Vande Bharats give ghost town Wadi Bundar fresh life
The revitalization of Wadi Bundar, which was once a bustling freight traffic hub, is expected to bring new life to the area and boost connectivity.
Mumbai: Wadi Bundar, once the epicentre for freight traffic, resembles a ghost town after sunset today. But the sheath of gloom is being slowly lifted, as the rail yard, built in 1882, is being transformed into a state-of-the-art depot where semi-high speed Vande Bharat Express trains will be stationed and maintained.
Earlier this week the new non-AC Vande Sadharan Express train, coloured in distinct orange and grey, arrived here under Central Railway (CR). CR also carried out trial runs of the train on Chhatrapati Shivaji Maharaj Terminus (CSMT)-Igatpuri section.
Positioned in the heart of south Mumbai, the rail yard is situated partly below Sandhurst Road station and the neighbouring P D’Mello Road. Once upon a time the criss-cross rail lines ferried grains and spices from across India to bustling wholesale markets in the city. That vivacity is poised for revival once the hub is transformed into a world-class facility.
Wadi Bandar: 2.0
Four Vande Bharat Express trains run on the routes controlled by CR. The draft plan indicates a dedicated eight-line maintenance facility for the trains, under CR’s Gati Shakti project. “It is a ₹54 crore project, where eight stabling lines will be created, plans for which were sanctioned in 2020,” said Shivraj Manaspure, chief PRO, CR.
Work on construction of the shed, rail lines, stripping junk to create more space has begun. Today, Vande Bharat trains operating between CSMT to Shirdi, Solapur and Goa are stabled here – they are cleaned with specialised vacuum cleaners using cyclone technology, said a CR official.
Indian Railways has sanctioned over ₹2400 crore to set up 21 maintenance depots, pan-India, to service over 400 Vande Bharat trains that will emerge in the next four years.
Spread across 19.2ha, Wadi Bundar is a vital link for trains starting from CSMT. It has 14 sheds that were used for loading and unloading of commodities such as cement, food grains and other raw materials.

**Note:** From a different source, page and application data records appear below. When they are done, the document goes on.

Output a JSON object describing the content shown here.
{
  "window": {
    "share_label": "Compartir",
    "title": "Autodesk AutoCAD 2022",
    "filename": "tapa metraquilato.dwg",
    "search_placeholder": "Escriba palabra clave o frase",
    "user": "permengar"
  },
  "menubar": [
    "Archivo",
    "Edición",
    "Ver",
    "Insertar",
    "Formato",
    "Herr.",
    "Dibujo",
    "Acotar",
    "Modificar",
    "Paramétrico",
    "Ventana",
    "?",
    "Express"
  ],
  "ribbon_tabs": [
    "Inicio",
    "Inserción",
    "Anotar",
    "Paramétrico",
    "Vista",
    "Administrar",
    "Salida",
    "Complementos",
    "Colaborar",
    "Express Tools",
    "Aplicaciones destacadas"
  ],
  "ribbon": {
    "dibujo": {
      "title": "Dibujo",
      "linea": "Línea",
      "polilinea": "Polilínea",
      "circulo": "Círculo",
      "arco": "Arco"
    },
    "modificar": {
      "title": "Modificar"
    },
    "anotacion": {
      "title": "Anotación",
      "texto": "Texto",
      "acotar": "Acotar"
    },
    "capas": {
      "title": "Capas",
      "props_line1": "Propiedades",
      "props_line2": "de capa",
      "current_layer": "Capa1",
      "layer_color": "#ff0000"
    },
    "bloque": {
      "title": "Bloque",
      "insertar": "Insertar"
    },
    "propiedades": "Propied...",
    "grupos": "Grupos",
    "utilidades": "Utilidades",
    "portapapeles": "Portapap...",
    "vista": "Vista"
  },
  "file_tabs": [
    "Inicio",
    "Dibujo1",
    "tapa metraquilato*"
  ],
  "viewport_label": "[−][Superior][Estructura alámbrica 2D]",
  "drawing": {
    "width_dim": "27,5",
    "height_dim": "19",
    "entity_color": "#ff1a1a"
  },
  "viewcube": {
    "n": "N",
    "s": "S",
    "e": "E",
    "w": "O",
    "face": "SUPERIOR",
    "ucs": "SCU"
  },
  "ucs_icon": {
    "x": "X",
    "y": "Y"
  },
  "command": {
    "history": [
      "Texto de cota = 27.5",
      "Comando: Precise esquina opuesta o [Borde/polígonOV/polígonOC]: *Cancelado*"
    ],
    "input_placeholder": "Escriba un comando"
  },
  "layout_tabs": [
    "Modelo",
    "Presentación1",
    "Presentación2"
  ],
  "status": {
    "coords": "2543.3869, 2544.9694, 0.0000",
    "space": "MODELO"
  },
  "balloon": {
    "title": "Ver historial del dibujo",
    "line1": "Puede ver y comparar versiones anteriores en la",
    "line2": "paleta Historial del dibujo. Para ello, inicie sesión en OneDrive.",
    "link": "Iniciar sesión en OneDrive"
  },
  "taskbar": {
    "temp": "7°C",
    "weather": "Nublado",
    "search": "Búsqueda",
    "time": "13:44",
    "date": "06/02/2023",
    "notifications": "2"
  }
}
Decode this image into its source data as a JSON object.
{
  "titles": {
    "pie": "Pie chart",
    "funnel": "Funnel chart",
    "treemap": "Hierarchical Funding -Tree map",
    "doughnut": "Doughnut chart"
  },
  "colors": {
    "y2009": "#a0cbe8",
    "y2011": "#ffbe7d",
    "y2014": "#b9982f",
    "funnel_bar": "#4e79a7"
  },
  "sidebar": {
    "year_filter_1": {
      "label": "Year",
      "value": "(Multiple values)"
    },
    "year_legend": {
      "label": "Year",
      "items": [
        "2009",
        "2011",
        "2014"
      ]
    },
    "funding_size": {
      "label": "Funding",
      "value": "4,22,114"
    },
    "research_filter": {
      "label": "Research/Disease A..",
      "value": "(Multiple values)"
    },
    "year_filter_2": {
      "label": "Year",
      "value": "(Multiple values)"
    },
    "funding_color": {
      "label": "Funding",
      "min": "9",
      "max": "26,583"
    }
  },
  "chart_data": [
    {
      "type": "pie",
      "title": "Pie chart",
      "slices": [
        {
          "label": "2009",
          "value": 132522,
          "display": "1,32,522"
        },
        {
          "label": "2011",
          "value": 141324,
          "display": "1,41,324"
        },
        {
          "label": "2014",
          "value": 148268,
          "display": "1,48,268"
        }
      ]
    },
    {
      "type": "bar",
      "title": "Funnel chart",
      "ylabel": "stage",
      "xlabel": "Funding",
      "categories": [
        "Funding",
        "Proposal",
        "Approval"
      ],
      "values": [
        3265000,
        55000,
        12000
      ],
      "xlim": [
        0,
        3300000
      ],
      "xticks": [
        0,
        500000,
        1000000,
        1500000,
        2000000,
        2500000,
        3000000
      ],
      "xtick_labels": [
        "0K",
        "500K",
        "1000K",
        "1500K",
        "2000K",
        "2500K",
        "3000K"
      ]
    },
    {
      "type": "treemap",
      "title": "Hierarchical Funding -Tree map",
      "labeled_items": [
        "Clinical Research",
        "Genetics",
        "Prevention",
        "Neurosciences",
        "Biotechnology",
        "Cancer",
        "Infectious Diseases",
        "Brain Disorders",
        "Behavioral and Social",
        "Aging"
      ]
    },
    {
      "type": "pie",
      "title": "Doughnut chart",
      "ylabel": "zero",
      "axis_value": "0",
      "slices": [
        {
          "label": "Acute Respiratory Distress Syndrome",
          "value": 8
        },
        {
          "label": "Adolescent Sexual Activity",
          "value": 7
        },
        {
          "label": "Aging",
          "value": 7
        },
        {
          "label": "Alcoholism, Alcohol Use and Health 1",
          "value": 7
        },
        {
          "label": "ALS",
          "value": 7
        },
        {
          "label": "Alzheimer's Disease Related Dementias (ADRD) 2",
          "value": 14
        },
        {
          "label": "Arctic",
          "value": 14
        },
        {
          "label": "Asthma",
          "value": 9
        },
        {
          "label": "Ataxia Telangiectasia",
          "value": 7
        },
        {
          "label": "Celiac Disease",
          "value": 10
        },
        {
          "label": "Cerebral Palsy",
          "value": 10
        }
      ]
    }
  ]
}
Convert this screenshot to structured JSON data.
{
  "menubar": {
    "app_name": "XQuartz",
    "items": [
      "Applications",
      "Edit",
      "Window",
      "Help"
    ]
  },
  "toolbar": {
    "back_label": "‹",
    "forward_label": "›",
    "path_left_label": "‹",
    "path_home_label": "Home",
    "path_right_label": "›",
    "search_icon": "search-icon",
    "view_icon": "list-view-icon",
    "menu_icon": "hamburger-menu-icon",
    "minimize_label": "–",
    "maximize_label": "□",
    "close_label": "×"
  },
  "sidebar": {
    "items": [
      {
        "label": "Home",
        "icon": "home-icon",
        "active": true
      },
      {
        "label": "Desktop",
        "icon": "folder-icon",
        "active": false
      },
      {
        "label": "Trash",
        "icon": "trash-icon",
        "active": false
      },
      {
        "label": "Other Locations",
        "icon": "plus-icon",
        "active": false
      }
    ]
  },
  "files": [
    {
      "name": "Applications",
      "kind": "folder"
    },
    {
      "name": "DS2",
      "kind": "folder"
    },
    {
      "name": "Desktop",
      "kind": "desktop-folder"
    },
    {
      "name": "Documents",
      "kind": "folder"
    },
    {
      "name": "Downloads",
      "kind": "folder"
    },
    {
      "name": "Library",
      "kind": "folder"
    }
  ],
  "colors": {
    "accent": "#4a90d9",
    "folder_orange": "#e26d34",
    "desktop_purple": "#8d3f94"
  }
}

Today, it has been reduced to handling coach maintenance and parcel booking, besides which a linen washing plant also operates from here.
Around Wadi Bundar
Besides this project by Indian Railways, other infra developments proposed by the state will re-energise the area. Metro-11, connecting CSMT with Wadala via the harbour route, has been proposed. In January, the 12.77-km line, which will predominantly be underground, was handed over to Mumbai Metro Rail Corporation (MMRC), although the deadline for the project is yet to be issued.
According to sources, considering the value of land, authorities have decided to construct the underground corridor which will pass through the heart of the city. The detailed project report has marked this as the ‘green line’ with 10 stations. In the first year of its operations, the line is likely to witness more than 12 lakh daily ridership, which would cross 18 lakhs in 10 years.
Once this network is operational, CSMT will be linked to both western and eastern suburbs through Metro. Metro-11 will have an interchange facility with the Colaba-Bandra-SEEPZ Line-3. This corridor will be a significant stretch as it passes through the Mumbai Port Trust area, which is planned to be redeveloped into a major commercial and entertainment hub in the future. The area has been envisioned as a new financial centre, complete with government offices, hotels, residential and commercial properties.
A perfect past
At one time, one of the largest wholesale markets operated out of Wadi Bundar from where goods were transferred by sea and freight trains. Within, sub-markets such as Dana Bundar, Masjid Bundar and Carnac Bundar were created, each carrying out distinct businesses of wholesale goods. Over time, as the APMC (Agriculture Produce Market Committee) market emerged in Vashi, businesses moved and gradually this flourishing hub lost its sheen.
Bal Malkit Singh, 60, owner of Bal Roadlines, a trucking company, remembered the heyday of the 1980s. “Our office used to be here. Businessmen thrived, especially those dealing in grains, cement and perishable goods,” said Singh.
Although Masjid Bundar is an important railway station and continues to cater to different sectors – from trucks and tempos, to containers, steel and metal – the volume of business has drastically reduced. The area is dead by 8pm.
“Three to four decades ago, this business district catered to 20,000-25,000 trucks, trailers and tempos daily. Now, there are barely 1000-odd godowns after markets shifted to Navi Mumbai. Only parcels are booked and distributed from here now,” said a member of Bombay Goods Transport Association. The association, now located in Wadala, had its office in Wadi Bundar until a few years ago.
Carnac and Hancock bridges provided ease of movement to people headed towards the dock. “It is good news that the railways are reviving Wadi Bundar for parking Vande Bharat trains. This could revive the neighbouring areas,” said K Shenoy, 65, a resident of Mazgaon. “Alongside, work on Carnac and Hancock bridges should also be expediated, as they are vital to connectivity by road.”